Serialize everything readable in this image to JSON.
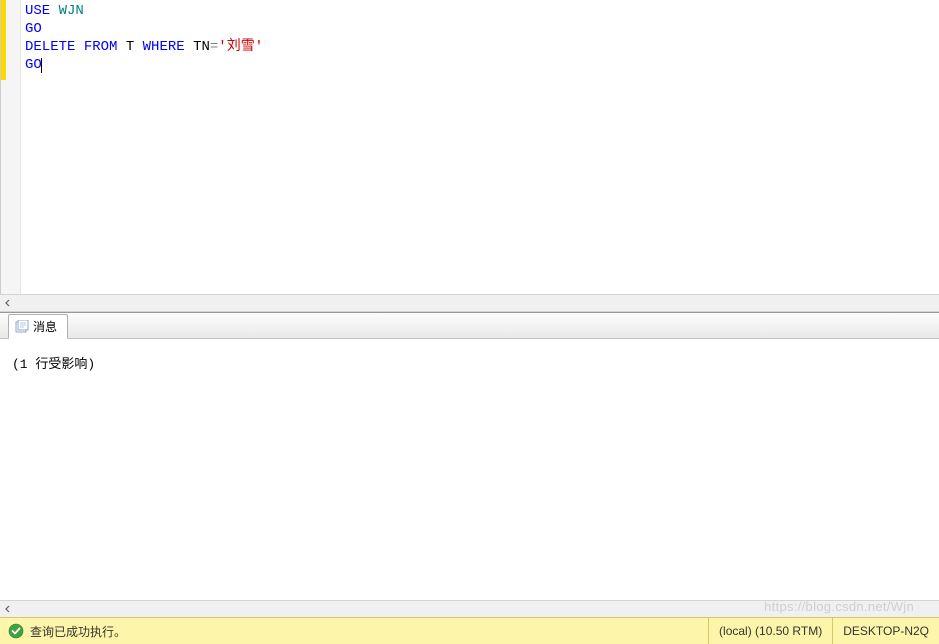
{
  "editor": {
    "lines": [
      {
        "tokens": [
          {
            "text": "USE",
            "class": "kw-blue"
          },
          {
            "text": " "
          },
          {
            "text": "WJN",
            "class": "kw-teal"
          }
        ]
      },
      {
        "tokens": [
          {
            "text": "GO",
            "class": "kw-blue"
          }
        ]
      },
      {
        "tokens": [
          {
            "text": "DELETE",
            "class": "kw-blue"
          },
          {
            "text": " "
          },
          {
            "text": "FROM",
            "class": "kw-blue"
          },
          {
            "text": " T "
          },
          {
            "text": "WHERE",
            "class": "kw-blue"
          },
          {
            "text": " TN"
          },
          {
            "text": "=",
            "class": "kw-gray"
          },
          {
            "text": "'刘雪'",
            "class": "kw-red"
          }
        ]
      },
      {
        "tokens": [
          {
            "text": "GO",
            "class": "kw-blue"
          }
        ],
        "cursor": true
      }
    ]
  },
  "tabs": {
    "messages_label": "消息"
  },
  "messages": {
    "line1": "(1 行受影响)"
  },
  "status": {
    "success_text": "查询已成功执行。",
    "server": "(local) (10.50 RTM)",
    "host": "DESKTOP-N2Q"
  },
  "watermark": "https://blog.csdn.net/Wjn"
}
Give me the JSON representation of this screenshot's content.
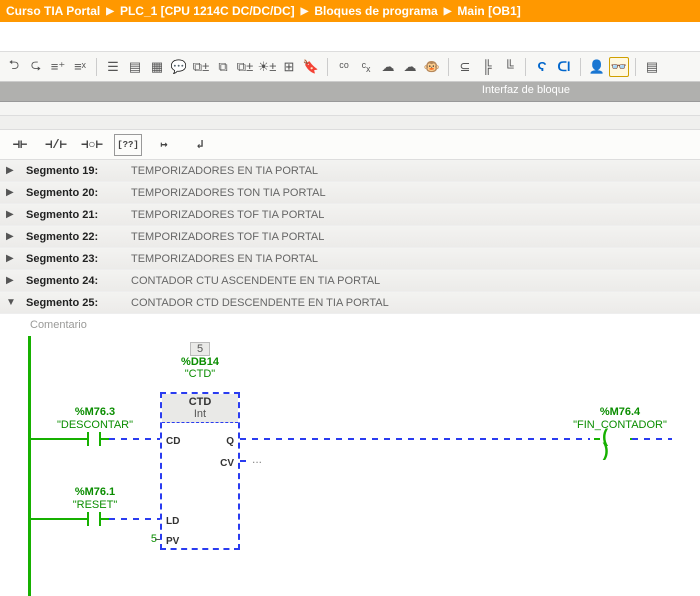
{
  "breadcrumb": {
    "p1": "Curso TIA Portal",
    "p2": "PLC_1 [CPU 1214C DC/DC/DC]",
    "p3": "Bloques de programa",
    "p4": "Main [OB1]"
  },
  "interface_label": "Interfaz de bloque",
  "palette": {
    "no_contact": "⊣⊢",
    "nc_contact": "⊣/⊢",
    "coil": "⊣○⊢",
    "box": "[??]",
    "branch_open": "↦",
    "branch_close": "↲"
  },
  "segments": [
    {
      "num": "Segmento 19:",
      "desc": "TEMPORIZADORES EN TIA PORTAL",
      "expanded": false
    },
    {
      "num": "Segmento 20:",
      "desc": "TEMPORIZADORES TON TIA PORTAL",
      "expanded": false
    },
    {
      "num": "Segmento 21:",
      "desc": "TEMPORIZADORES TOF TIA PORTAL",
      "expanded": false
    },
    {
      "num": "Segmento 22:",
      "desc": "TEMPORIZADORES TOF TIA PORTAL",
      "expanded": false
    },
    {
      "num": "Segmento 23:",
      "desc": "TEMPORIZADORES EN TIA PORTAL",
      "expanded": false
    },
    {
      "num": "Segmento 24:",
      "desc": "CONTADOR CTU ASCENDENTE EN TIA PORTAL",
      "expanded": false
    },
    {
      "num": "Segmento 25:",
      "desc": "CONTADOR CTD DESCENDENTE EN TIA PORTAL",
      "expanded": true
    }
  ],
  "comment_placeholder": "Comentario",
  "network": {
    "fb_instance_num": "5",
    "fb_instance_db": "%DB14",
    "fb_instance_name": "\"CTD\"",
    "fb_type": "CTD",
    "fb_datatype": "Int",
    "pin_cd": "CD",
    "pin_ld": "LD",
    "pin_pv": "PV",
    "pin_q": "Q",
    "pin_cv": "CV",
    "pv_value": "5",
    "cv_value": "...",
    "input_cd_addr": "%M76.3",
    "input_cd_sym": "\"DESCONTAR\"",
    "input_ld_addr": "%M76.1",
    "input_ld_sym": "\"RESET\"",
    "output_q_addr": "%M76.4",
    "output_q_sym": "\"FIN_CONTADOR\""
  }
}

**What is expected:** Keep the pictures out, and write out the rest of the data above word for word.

**Finished exercise:**
Serialize everything readable in this image to JSON.
{
  "editor": {
    "lines": [
      {
        "tokens": [
          {
            "text": "USE",
            "class": "kw-blue"
          },
          {
            "text": " "
          },
          {
            "text": "WJN",
            "class": "kw-teal"
          }
        ]
      },
      {
        "tokens": [
          {
            "text": "GO",
            "class": "kw-blue"
          }
        ]
      },
      {
        "tokens": [
          {
            "text": "DELETE",
            "class": "kw-blue"
          },
          {
            "text": " "
          },
          {
            "text": "FROM",
            "class": "kw-blue"
          },
          {
            "text": " T "
          },
          {
            "text": "WHERE",
            "class": "kw-blue"
          },
          {
            "text": " TN"
          },
          {
            "text": "=",
            "class": "kw-gray"
          },
          {
            "text": "'刘雪'",
            "class": "kw-red"
          }
        ]
      },
      {
        "tokens": [
          {
            "text": "GO",
            "class": "kw-blue"
          }
        ],
        "cursor": true
      }
    ]
  },
  "tabs": {
    "messages_label": "消息"
  },
  "messages": {
    "line1": "(1 行受影响)"
  },
  "status": {
    "success_text": "查询已成功执行。",
    "server": "(local) (10.50 RTM)",
    "host": "DESKTOP-N2Q"
  },
  "watermark": "https://blog.csdn.net/Wjn"
}
Give me the JSON representation of this screenshot's content.
{
  "breadcrumb": {
    "p1": "Curso TIA Portal",
    "p2": "PLC_1 [CPU 1214C DC/DC/DC]",
    "p3": "Bloques de programa",
    "p4": "Main [OB1]"
  },
  "interface_label": "Interfaz de bloque",
  "palette": {
    "no_contact": "⊣⊢",
    "nc_contact": "⊣/⊢",
    "coil": "⊣○⊢",
    "box": "[??]",
    "branch_open": "↦",
    "branch_close": "↲"
  },
  "segments": [
    {
      "num": "Segmento 19:",
      "desc": "TEMPORIZADORES EN TIA PORTAL",
      "expanded": false
    },
    {
      "num": "Segmento 20:",
      "desc": "TEMPORIZADORES TON TIA PORTAL",
      "expanded": false
    },
    {
      "num": "Segmento 21:",
      "desc": "TEMPORIZADORES TOF TIA PORTAL",
      "expanded": false
    },
    {
      "num": "Segmento 22:",
      "desc": "TEMPORIZADORES TOF TIA PORTAL",
      "expanded": false
    },
    {
      "num": "Segmento 23:",
      "desc": "TEMPORIZADORES EN TIA PORTAL",
      "expanded": false
    },
    {
      "num": "Segmento 24:",
      "desc": "CONTADOR CTU ASCENDENTE EN TIA PORTAL",
      "expanded": false
    },
    {
      "num": "Segmento 25:",
      "desc": "CONTADOR CTD DESCENDENTE EN TIA PORTAL",
      "expanded": true
    }
  ],
  "comment_placeholder": "Comentario",
  "network": {
    "fb_instance_num": "5",
    "fb_instance_db": "%DB14",
    "fb_instance_name": "\"CTD\"",
    "fb_type": "CTD",
    "fb_datatype": "Int",
    "pin_cd": "CD",
    "pin_ld": "LD",
    "pin_pv": "PV",
    "pin_q": "Q",
    "pin_cv": "CV",
    "pv_value": "5",
    "cv_value": "...",
    "input_cd_addr": "%M76.3",
    "input_cd_sym": "\"DESCONTAR\"",
    "input_ld_addr": "%M76.1",
    "input_ld_sym": "\"RESET\"",
    "output_q_addr": "%M76.4",
    "output_q_sym": "\"FIN_CONTADOR\""
  }
}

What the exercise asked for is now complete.